Today we took a trip out of Sofia into the mountains to see the Rila monastery. Despite being a 90 minute drive from Sofia this is a common day trip for tourists and Bulgarians alike due to the influence the monastery has had on the country, a spiritual beacon for over 1000 years. We had looked at the options of local buses but having to make two connections and a long journey time persuaded us to look elsewhere. The owners of our apartment offered a shuttle service which we took up but were a little surprised when they turned up in their home car rather than the mini bus we had expected. Still a personal service! The  monastery was founded by Saint Ivan of Rila. Born in 876AD Ivan's parents died when he was only 25 and already a pious and virtuous chap he concentrated on giving away everything he had to the poor. He retreated to the Ruen mountains to live in a secluded hut. It's commented that the thinner he got the more spiritually rich he felt so it's a fair guess to say that he wasn't eating too well. The sight of this odd skinny guy hanging around made the locals nervous and they moved him on after 6 months. Possibly deciding that living in a hut was too easy he moved into a cave in the Rila mountains for the next 12 years. During this time it is alleged that he healed people with all many of aliments and his fame grew throughout Bulgaria. Other would be monks arrived and together they set up the Rila monastery. Later in the 14th century the monastery grew such that it became clear they had to move the site and also a desire to pick a more defensive location given the highwaymen infesting the mountains. The site was supposedly chosen in part because it was more sheltered from the weather than the other options. Having stood outside it in wind driven hail I'd hate to see the alternatives.  In terms of its location it sits high up in the mountains at 1147m and enjoys (?) a very monastic -22 degrees C in winter and a more pleasant 29 in the summer.  During the time of Turkish rule the monastery had a predictably hard time, being constantly sacked by Turkish and Albanian marauders in the 18th century but survived due to large donations from the Bulgarian people and Russia. During this time it was seen as a vital beacon for the Christian faith during the Turkish occupation. In addition more recently it was clearly a seat of learning and not only of a religious nature.

We arrived after a lengthy car journey and were dropped off at the gate. The construction today is a large square building which is mostly courtyard inside. This forms the dorms for the monks as well as the kitchens and museum. Inside the courtyard is a church and a defensive stone tower left over from the days of bandits. The weather can only be described as crazy with sun one minute and hail the next. First we dashed into the church to avoid the first round of hail. Being built relatively recently the murals were much more vibrant than others we had seen. While back home it was Easter Sunday being Orthodox in Bulgaria it was the following week but even so this Sunday was a special celebration and so the church was busier than usual. Part of the celebration seemed to involve everyone buying a bushel of a green and leafy branch which had been on sale all over Sofia and also inside the church. The paintings on the side of the church were especially clear and bright, depicting the pleasures or not of hell and heaven.
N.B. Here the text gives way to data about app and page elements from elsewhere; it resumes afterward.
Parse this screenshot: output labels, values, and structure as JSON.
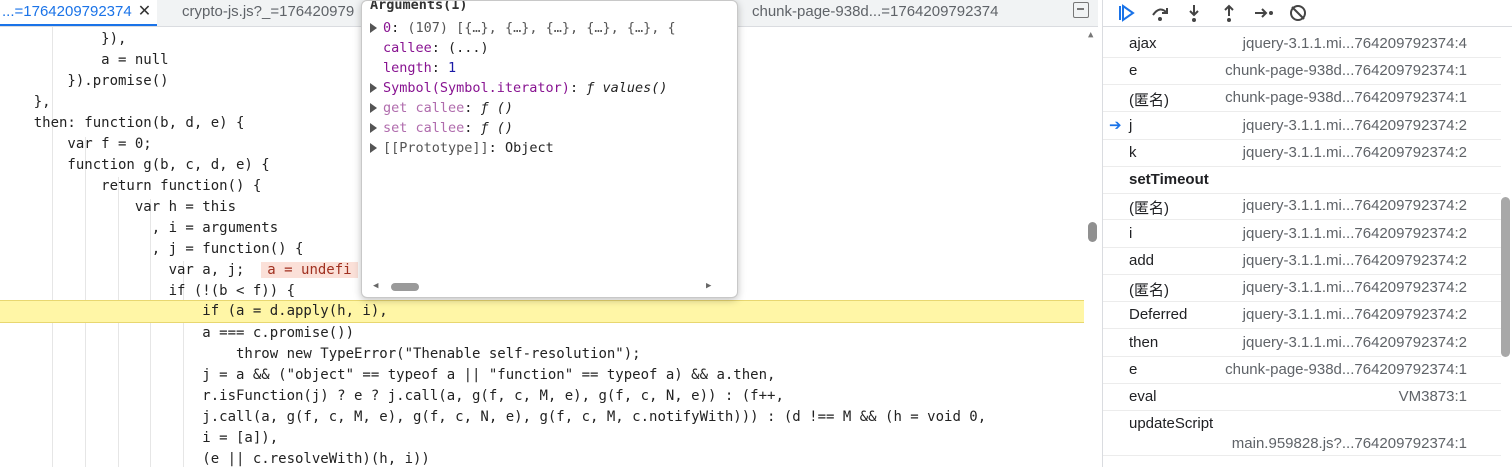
{
  "tabs": [
    {
      "label": "...=1764209792374",
      "active": true
    },
    {
      "label": "crypto-js.js?_=176420979",
      "active": false
    },
    {
      "label": "chunk-page-938d...=1764209792374",
      "active": false
    }
  ],
  "code_lines": [
    "            }),",
    "            a = null",
    "        }).promise()",
    "    },",
    "    then: function(b, d, e) {",
    "        var f = 0;",
    "        function g(b, c, d, e) {",
    "            return function() {",
    "                var h = this",
    "                  , i = arguments",
    "                  , j = function() {",
    "                    var a, j;",
    "                    if (!(b < f)) {",
    "                        if (a = d.apply(h, i),",
    "                        a === c.promise())",
    "                            throw new TypeError(\"Thenable self-resolution\");",
    "                        j = a && (\"object\" == typeof a || \"function\" == typeof a) && a.then,",
    "                        r.isFunction(j) ? e ? j.call(a, g(f, c, M, e), g(f, c, N, e)) : (f++,",
    "                        j.call(a, g(f, c, M, e), g(f, c, N, e), g(f, c, M, c.notifyWith))) : (d !== M && (h = void 0,",
    "                        i = [a]),",
    "                        (e || c.resolveWith)(h, i))"
  ],
  "inline_value": "a = undefi",
  "popover": {
    "title": "Arguments(1)",
    "lines": [
      {
        "expand": true,
        "key": "0",
        "sep": ": ",
        "value": "(107) [{…}, {…}, {…}, {…}, {…}, {"
      },
      {
        "expand": false,
        "key": "callee",
        "sep": ": ",
        "value": "(...)"
      },
      {
        "expand": false,
        "key": "length",
        "sep": ": ",
        "value": "1"
      },
      {
        "expand": true,
        "key": "Symbol(Symbol.iterator)",
        "sep": ": ",
        "value": "ƒ values()"
      },
      {
        "expand": true,
        "key": "get callee",
        "sep": ": ",
        "value": "ƒ ()"
      },
      {
        "expand": true,
        "key": "set callee",
        "sep": ": ",
        "value": "ƒ ()"
      },
      {
        "expand": true,
        "key": "[[Prototype]]",
        "sep": ": ",
        "value": "Object"
      }
    ]
  },
  "toolbar_icons": [
    "resume-icon",
    "step-over-icon",
    "step-into-icon",
    "step-out-icon",
    "step-icon",
    "deactivate-breakpoints-icon"
  ],
  "call_stack": [
    {
      "fn": "ajax",
      "loc": "jquery-3.1.1.mi...764209792374:4"
    },
    {
      "fn": "e",
      "loc": "chunk-page-938d...764209792374:1"
    },
    {
      "fn": "(匿名)",
      "loc": "chunk-page-938d...764209792374:1"
    },
    {
      "fn": "j",
      "loc": "jquery-3.1.1.mi...764209792374:2",
      "current": true
    },
    {
      "fn": "k",
      "loc": "jquery-3.1.1.mi...764209792374:2"
    },
    {
      "fn": "setTimeout",
      "loc": "",
      "group": true
    },
    {
      "fn": "(匿名)",
      "loc": "jquery-3.1.1.mi...764209792374:2"
    },
    {
      "fn": "i",
      "loc": "jquery-3.1.1.mi...764209792374:2"
    },
    {
      "fn": "add",
      "loc": "jquery-3.1.1.mi...764209792374:2"
    },
    {
      "fn": "(匿名)",
      "loc": "jquery-3.1.1.mi...764209792374:2"
    },
    {
      "fn": "Deferred",
      "loc": "jquery-3.1.1.mi...764209792374:2"
    },
    {
      "fn": "then",
      "loc": "jquery-3.1.1.mi...764209792374:2"
    },
    {
      "fn": "e",
      "loc": "chunk-page-938d...764209792374:1"
    },
    {
      "fn": "eval",
      "loc": "VM3873:1"
    },
    {
      "fn": "updateScript",
      "loc": "main.959828.js?...764209792374:1",
      "tall": true
    }
  ]
}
Back outside for a brief period of sun we were soon herded back into the museum to hide from the hail again. Here we saw lots of garments from the monastery, a huge chest which used to contain the gold and required all five keys to open it and finally a wooden cross which has been engraved to an astonishing level of detail. So much so the carpenter had gone blind by the time he had finished but despite this it's tempting to say that the finished article was worth it. With most of the sights seen we headed over to a restaurant a few feet away from the back entrance and prepared ourselves to pay top tourist prices for poor food. Luckily we were surprised on both fronts, clearly the locals hadn't caught on to milking the opportunity of limited supply and large demand.

On the drive back we stopped off at a church in the outskirts of Sofia: Boyana church. This is a small church built in the 13th century and from the outside seemed quite unremarkable. However, on the inside it is covered with detailed frescoes. Tourists are only allowed 10 minutes inside the climate controlled church and with a 10 lev entrance fee it made this the most expensive activity per minute we would undertake for the entire holiday. On being waved into the entrance hallway a lively intense chap started explaining a little about the church and offered his services as a guide. It turns out he is a professor studying the frescoes and like professors the world over was somewhat enthusiastic. The frescoes themselves were good but just as I was thinking that they weren't up to the standard we had seen in Italy we learnt that they were all painted before the Italian renaissance. Of even more significance these were the first examples of saints being painted with human expressions of emotion on their faces, a large departure from the accepted norm at the time.

Feeling suitably virtuous by our heavily religious sight seeing we set off into town, after stopping at the apartment to watch the end of the Paris-Roubaix cycling race, for some food. After a nice Italian restaurant had served us some much needed pasta we went to the happy restaurant for chocolate dessert and where once again Premier football was turned on just as we arrived - impeccable timing again!